Subject Privacy, Right of; Liberty; Sociological jurisprudence
Description Twenty Third Annual Frederick William Reynolds Lecture.
Creator Dykstra, Daniel James.
Publisher Extension Division, University of Utah
Date 1959-02-12
Date Digital 2008-05-29
Type Text
Format image/jpeg
Digitization Specifications Original scanned on Epson Expression 10000XL flatbed scanner and saved as 400 ppi uncompressed tiff. Display images generated in PhotoshopCS and uploaded into CONTENTdm Aquisition Station.
Resource Identifier,334
Source LD5526 .U8 n.s. v.50 no.12
Language eng
Relation Digital reproduction of "The Right most valued by civilized man," J. Willard Marriott Library Special Collections
Rights Digital Image Copyright University of Utah
Metadata Cataloger Seungkeol Choe; Ken Rockwell
ARK ark:/87278/s68g8hnk
Setname uu_fwrl
Date Created 2008-07-29
Date Modified 2008-08-04
ID 319634
Reference URL

Page Metadata

Title Page13
Description "THE RIGHT MOST VALUED BY CIVILIZED MAN" 13 forces which seek to subvert us. No nation fulfills its obligation by being supine in the face of dangers. Our quarrel is thus not with those who urge consciousness of existing perils. It is rather with those who would exaggerate and distort them, and it is with those who would combat them by destroying the very freedoms which "have given us our richest inheritance. The preceding comment is not intended to impugn the motives of many of those who in recent years have called for measures which to insure security would require governmental action in spheres traditionally held exempt from intrusion. Many such people have acted from the best of motives â€" motives which have their origin in genuine fear for the welfare of our country and its citizens. This, unfortunately, complicates the problem, for improper action in respect to such demands erodes freedom as surely as does comparable action promoted by those who utilize fear for selfish ends. As Justice Douglas has observed: History shows that the main architects of repressive laws were often men of good intentions. Their reasons sometimes had the ring of patriotism to them: protection of the safety of the state against subversive ideas. Their reasons often had overtones of religious fervor: the conviction that the soul of man needed but one faith and creed.11 Justice Brandeis expressed the same concept when he wrote: "The greatest dangers to liberty lurk in insidious encroachment by men of zeal, well-meaning but without understanding." 12 VI. The groundwork for a reorientation in the relationship of man to government was laid prior to World War II. Along with concern for economic security, many individuals during the late thirties looked to government to assume an active role in ferreting out those who allegedly adhered to a philosophy alien to ours. In response, the House of Representatives created the Un-American Activities Committee, which under its chairman, Martin Dies, set a pattern of conduct which unfortunately was to prove a model for subsequent committees engaged in similar activities. In 1939, acting in the shadow of war, Congress adopted the Hatch Act, which contained a clause forbidding any person employed in any agency of the federal government to hold membership in any political party or organization advocating the overthrow of our constitutional form of government. A year later the Smith Act was passed, which made it unlawful for any person to become a member of or affiliate with any society, group, or assembly which teaches, advocates, or encourages the overthrow or destruction of any government in the United States by force or violence. 11. Douglas, The Manifest Destiny of America The Progressive, p. 7 (February, 1955). 12. Olmstead v. United States, 277 U.S. 438, 479 (1928).

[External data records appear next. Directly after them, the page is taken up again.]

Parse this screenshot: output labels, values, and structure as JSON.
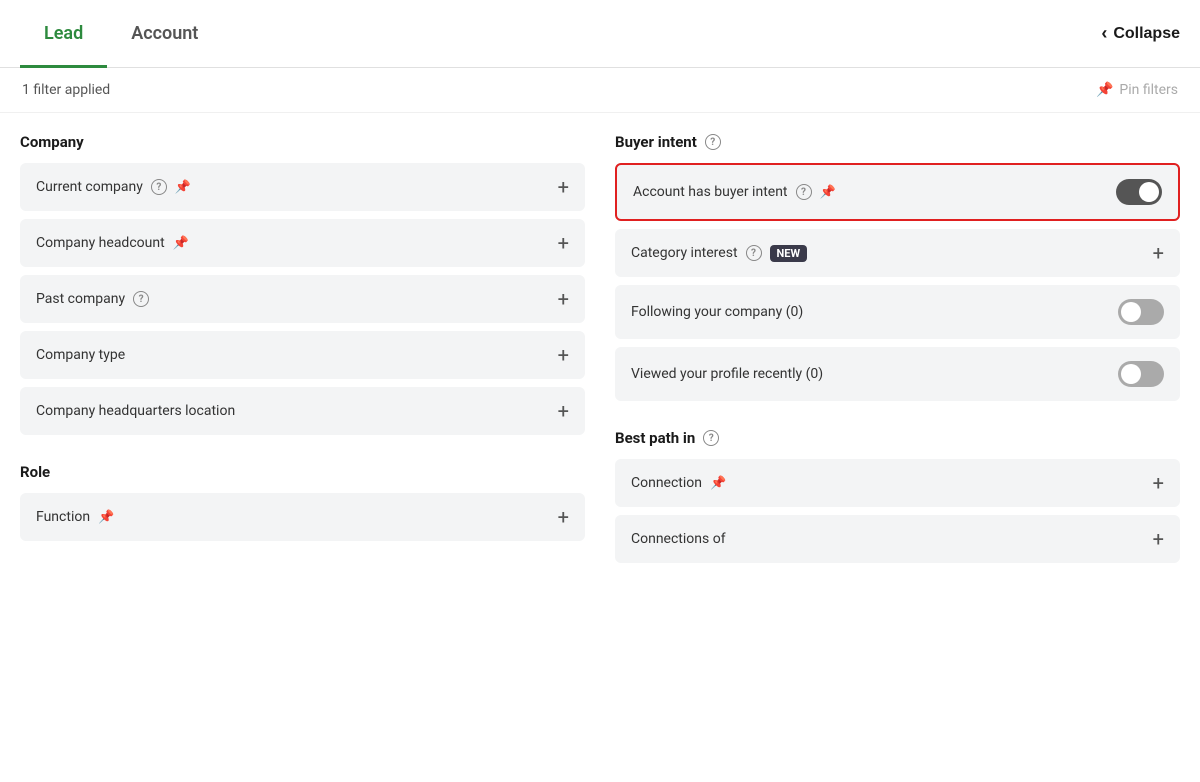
{
  "tabs": [
    {
      "id": "lead",
      "label": "Lead",
      "active": true
    },
    {
      "id": "account",
      "label": "Account",
      "active": false
    }
  ],
  "collapse_label": "Collapse",
  "filter_count": "1 filter applied",
  "pin_filters_label": "Pin filters",
  "left_column": {
    "company_section": {
      "title": "Company",
      "items": [
        {
          "label": "Current company",
          "has_question": true,
          "has_pin": true,
          "has_plus": true
        },
        {
          "label": "Company headcount",
          "has_question": false,
          "has_pin": true,
          "has_plus": true
        },
        {
          "label": "Past company",
          "has_question": true,
          "has_pin": false,
          "has_plus": true
        },
        {
          "label": "Company type",
          "has_question": false,
          "has_pin": false,
          "has_plus": true
        },
        {
          "label": "Company headquarters location",
          "has_question": false,
          "has_pin": false,
          "has_plus": true
        }
      ]
    },
    "role_section": {
      "title": "Role",
      "items": [
        {
          "label": "Function",
          "has_question": false,
          "has_pin": true,
          "has_plus": true
        }
      ]
    }
  },
  "right_column": {
    "buyer_intent_section": {
      "title": "Buyer intent",
      "has_question": true,
      "items": [
        {
          "label": "Account has buyer intent",
          "has_question": true,
          "has_pin": true,
          "is_toggle": true,
          "toggle_on": true,
          "highlighted": true
        },
        {
          "label": "Category interest",
          "has_question": true,
          "has_pin": false,
          "is_new": true,
          "is_toggle": false,
          "has_plus": true
        },
        {
          "label": "Following your company (0)",
          "has_question": false,
          "has_pin": false,
          "is_toggle": true,
          "toggle_on": false
        },
        {
          "label": "Viewed your profile recently (0)",
          "has_question": false,
          "has_pin": false,
          "is_toggle": true,
          "toggle_on": false
        }
      ]
    },
    "best_path_section": {
      "title": "Best path in",
      "has_question": true,
      "items": [
        {
          "label": "Connection",
          "has_pin": true,
          "has_plus": true
        },
        {
          "label": "Connections of",
          "has_pin": false,
          "has_plus": true
        }
      ]
    }
  }
}
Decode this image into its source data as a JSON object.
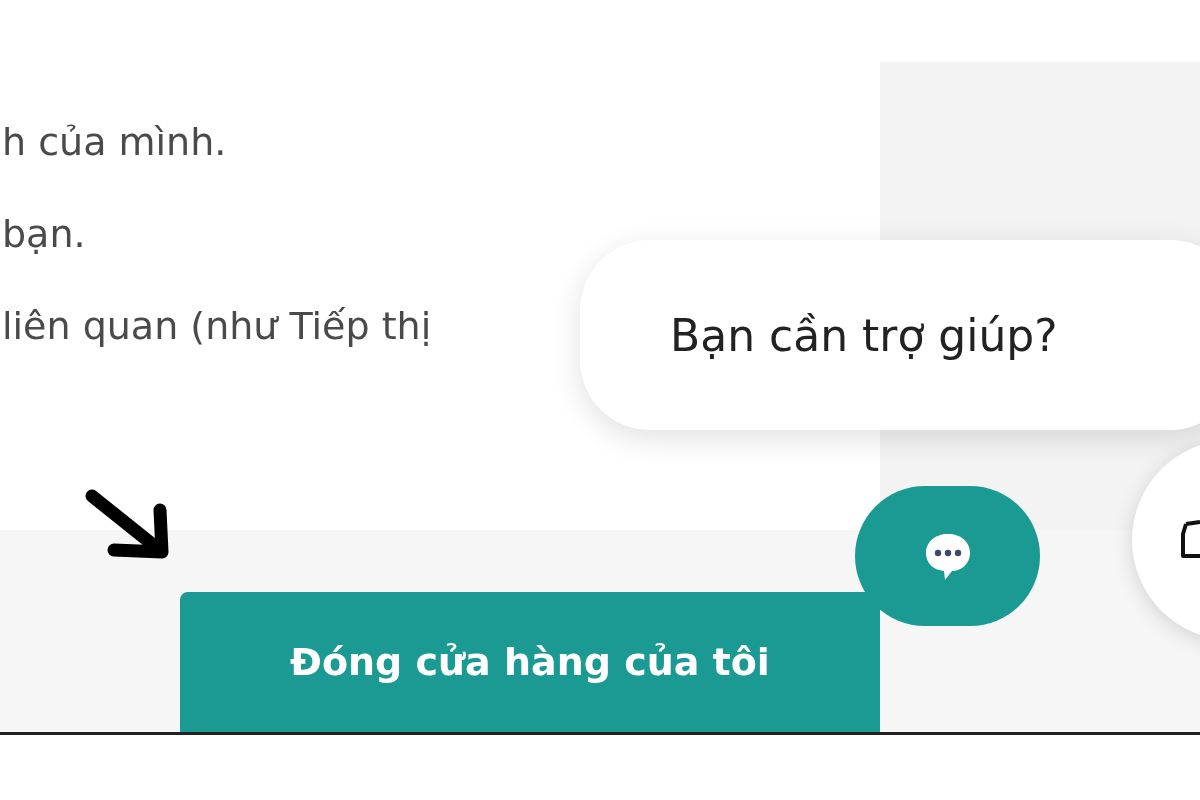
{
  "text_lines": [
    "h của mình.",
    "bạn.",
    "liên quan (như Tiếp thị"
  ],
  "help_bubble": {
    "text": "Bạn cần trợ giúp?"
  },
  "close_store_button": {
    "label": "Đóng cửa hàng của tôi"
  }
}
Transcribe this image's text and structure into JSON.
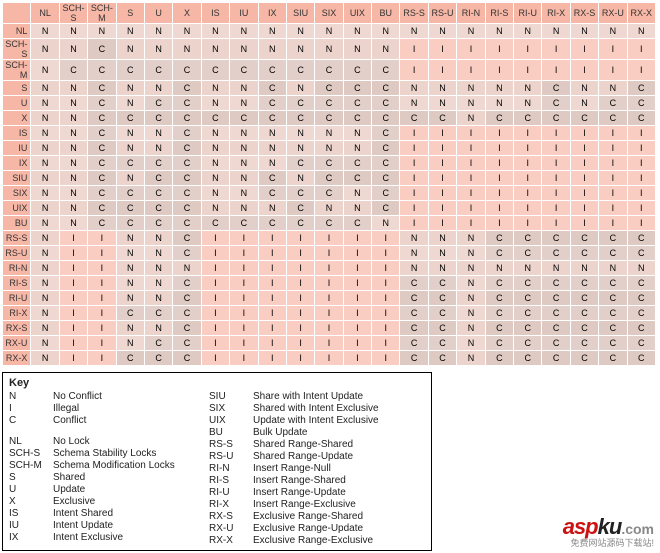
{
  "labels": [
    "NL",
    "SCH-S",
    "SCH-M",
    "S",
    "U",
    "X",
    "IS",
    "IU",
    "IX",
    "SIU",
    "SIX",
    "UIX",
    "BU",
    "RS-S",
    "RS-U",
    "RI-N",
    "RI-S",
    "RI-U",
    "RI-X",
    "RX-S",
    "RX-U",
    "RX-X"
  ],
  "matrix": [
    [
      "N",
      "N",
      "N",
      "N",
      "N",
      "N",
      "N",
      "N",
      "N",
      "N",
      "N",
      "N",
      "N",
      "N",
      "N",
      "N",
      "N",
      "N",
      "N",
      "N",
      "N",
      "N"
    ],
    [
      "N",
      "N",
      "C",
      "N",
      "N",
      "N",
      "N",
      "N",
      "N",
      "N",
      "N",
      "N",
      "N",
      "I",
      "I",
      "I",
      "I",
      "I",
      "I",
      "I",
      "I",
      "I"
    ],
    [
      "N",
      "C",
      "C",
      "C",
      "C",
      "C",
      "C",
      "C",
      "C",
      "C",
      "C",
      "C",
      "C",
      "I",
      "I",
      "I",
      "I",
      "I",
      "I",
      "I",
      "I",
      "I"
    ],
    [
      "N",
      "N",
      "C",
      "N",
      "N",
      "C",
      "N",
      "N",
      "C",
      "N",
      "C",
      "C",
      "C",
      "N",
      "N",
      "N",
      "N",
      "N",
      "C",
      "N",
      "N",
      "C"
    ],
    [
      "N",
      "N",
      "C",
      "N",
      "C",
      "C",
      "N",
      "N",
      "C",
      "C",
      "C",
      "C",
      "C",
      "N",
      "N",
      "N",
      "N",
      "N",
      "C",
      "N",
      "C",
      "C"
    ],
    [
      "N",
      "N",
      "C",
      "C",
      "C",
      "C",
      "C",
      "C",
      "C",
      "C",
      "C",
      "C",
      "C",
      "C",
      "C",
      "N",
      "C",
      "C",
      "C",
      "C",
      "C",
      "C"
    ],
    [
      "N",
      "N",
      "C",
      "N",
      "N",
      "C",
      "N",
      "N",
      "N",
      "N",
      "N",
      "N",
      "C",
      "I",
      "I",
      "I",
      "I",
      "I",
      "I",
      "I",
      "I",
      "I"
    ],
    [
      "N",
      "N",
      "C",
      "N",
      "N",
      "C",
      "N",
      "N",
      "N",
      "N",
      "N",
      "N",
      "C",
      "I",
      "I",
      "I",
      "I",
      "I",
      "I",
      "I",
      "I",
      "I"
    ],
    [
      "N",
      "N",
      "C",
      "C",
      "C",
      "C",
      "N",
      "N",
      "N",
      "C",
      "C",
      "C",
      "C",
      "I",
      "I",
      "I",
      "I",
      "I",
      "I",
      "I",
      "I",
      "I"
    ],
    [
      "N",
      "N",
      "C",
      "N",
      "C",
      "C",
      "N",
      "N",
      "C",
      "N",
      "C",
      "C",
      "C",
      "I",
      "I",
      "I",
      "I",
      "I",
      "I",
      "I",
      "I",
      "I"
    ],
    [
      "N",
      "N",
      "C",
      "C",
      "C",
      "C",
      "N",
      "N",
      "C",
      "C",
      "C",
      "N",
      "C",
      "I",
      "I",
      "I",
      "I",
      "I",
      "I",
      "I",
      "I",
      "I"
    ],
    [
      "N",
      "N",
      "C",
      "C",
      "C",
      "C",
      "N",
      "N",
      "N",
      "C",
      "N",
      "N",
      "C",
      "I",
      "I",
      "I",
      "I",
      "I",
      "I",
      "I",
      "I",
      "I"
    ],
    [
      "N",
      "N",
      "C",
      "C",
      "C",
      "C",
      "C",
      "C",
      "C",
      "C",
      "C",
      "C",
      "N",
      "I",
      "I",
      "I",
      "I",
      "I",
      "I",
      "I",
      "I",
      "I"
    ],
    [
      "N",
      "I",
      "I",
      "N",
      "N",
      "C",
      "I",
      "I",
      "I",
      "I",
      "I",
      "I",
      "I",
      "N",
      "N",
      "N",
      "C",
      "C",
      "C",
      "C",
      "C",
      "C"
    ],
    [
      "N",
      "I",
      "I",
      "N",
      "N",
      "C",
      "I",
      "I",
      "I",
      "I",
      "I",
      "I",
      "I",
      "N",
      "N",
      "N",
      "C",
      "C",
      "C",
      "C",
      "C",
      "C"
    ],
    [
      "N",
      "I",
      "I",
      "N",
      "N",
      "N",
      "I",
      "I",
      "I",
      "I",
      "I",
      "I",
      "I",
      "N",
      "N",
      "N",
      "N",
      "N",
      "N",
      "N",
      "N",
      "N"
    ],
    [
      "N",
      "I",
      "I",
      "N",
      "N",
      "C",
      "I",
      "I",
      "I",
      "I",
      "I",
      "I",
      "I",
      "C",
      "C",
      "N",
      "C",
      "C",
      "C",
      "C",
      "C",
      "C"
    ],
    [
      "N",
      "I",
      "I",
      "N",
      "N",
      "C",
      "I",
      "I",
      "I",
      "I",
      "I",
      "I",
      "I",
      "C",
      "C",
      "N",
      "C",
      "C",
      "C",
      "C",
      "C",
      "C"
    ],
    [
      "N",
      "I",
      "I",
      "C",
      "C",
      "C",
      "I",
      "I",
      "I",
      "I",
      "I",
      "I",
      "I",
      "C",
      "C",
      "N",
      "C",
      "C",
      "C",
      "C",
      "C",
      "C"
    ],
    [
      "N",
      "I",
      "I",
      "N",
      "N",
      "C",
      "I",
      "I",
      "I",
      "I",
      "I",
      "I",
      "I",
      "C",
      "C",
      "N",
      "C",
      "C",
      "C",
      "C",
      "C",
      "C"
    ],
    [
      "N",
      "I",
      "I",
      "N",
      "C",
      "C",
      "I",
      "I",
      "I",
      "I",
      "I",
      "I",
      "I",
      "C",
      "C",
      "N",
      "C",
      "C",
      "C",
      "C",
      "C",
      "C"
    ],
    [
      "N",
      "I",
      "I",
      "C",
      "C",
      "C",
      "I",
      "I",
      "I",
      "I",
      "I",
      "I",
      "I",
      "C",
      "C",
      "N",
      "C",
      "C",
      "C",
      "C",
      "C",
      "C"
    ]
  ],
  "key": {
    "title": "Key",
    "left": [
      {
        "code": "N",
        "desc": "No Conflict"
      },
      {
        "code": "I",
        "desc": "Illegal"
      },
      {
        "code": "C",
        "desc": "Conflict"
      },
      {
        "spacer": true
      },
      {
        "code": "NL",
        "desc": "No Lock"
      },
      {
        "code": "SCH-S",
        "desc": "Schema Stability Locks"
      },
      {
        "code": "SCH-M",
        "desc": "Schema Modification Locks"
      },
      {
        "code": "S",
        "desc": "Shared"
      },
      {
        "code": "U",
        "desc": "Update"
      },
      {
        "code": "X",
        "desc": "Exclusive"
      },
      {
        "code": "IS",
        "desc": "Intent Shared"
      },
      {
        "code": "IU",
        "desc": "Intent Update"
      },
      {
        "code": "IX",
        "desc": "Intent Exclusive"
      }
    ],
    "right": [
      {
        "code": "SIU",
        "desc": "Share with Intent Update"
      },
      {
        "code": "SIX",
        "desc": "Shared with Intent Exclusive"
      },
      {
        "code": "UIX",
        "desc": "Update with Intent Exclusive"
      },
      {
        "code": "BU",
        "desc": "Bulk Update"
      },
      {
        "code": "RS-S",
        "desc": "Shared Range-Shared"
      },
      {
        "code": "RS-U",
        "desc": "Shared Range-Update"
      },
      {
        "code": "RI-N",
        "desc": "Insert Range-Null"
      },
      {
        "code": "RI-S",
        "desc": "Insert Range-Shared"
      },
      {
        "code": "RI-U",
        "desc": "Insert Range-Update"
      },
      {
        "code": "RI-X",
        "desc": "Insert Range-Exclusive"
      },
      {
        "code": "RX-S",
        "desc": "Exclusive Range-Shared"
      },
      {
        "code": "RX-U",
        "desc": "Exclusive Range-Update"
      },
      {
        "code": "RX-X",
        "desc": "Exclusive Range-Exclusive"
      }
    ]
  },
  "watermark": {
    "brand1": "asp",
    "brand2": "ku",
    "brand3": ".com",
    "tagline": "免费网站源码下载站!"
  }
}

Format image/jpeg
Identifier 013-RNLT-DykstraD_Page13.jpg
Source Original Manuscript: The right most valued by civilized man by Daniel J. Dykstra.
Setname uu_fwrl
Date Created 2008-07-29
Date Modified 2008-07-29
ID 319619
Reference URL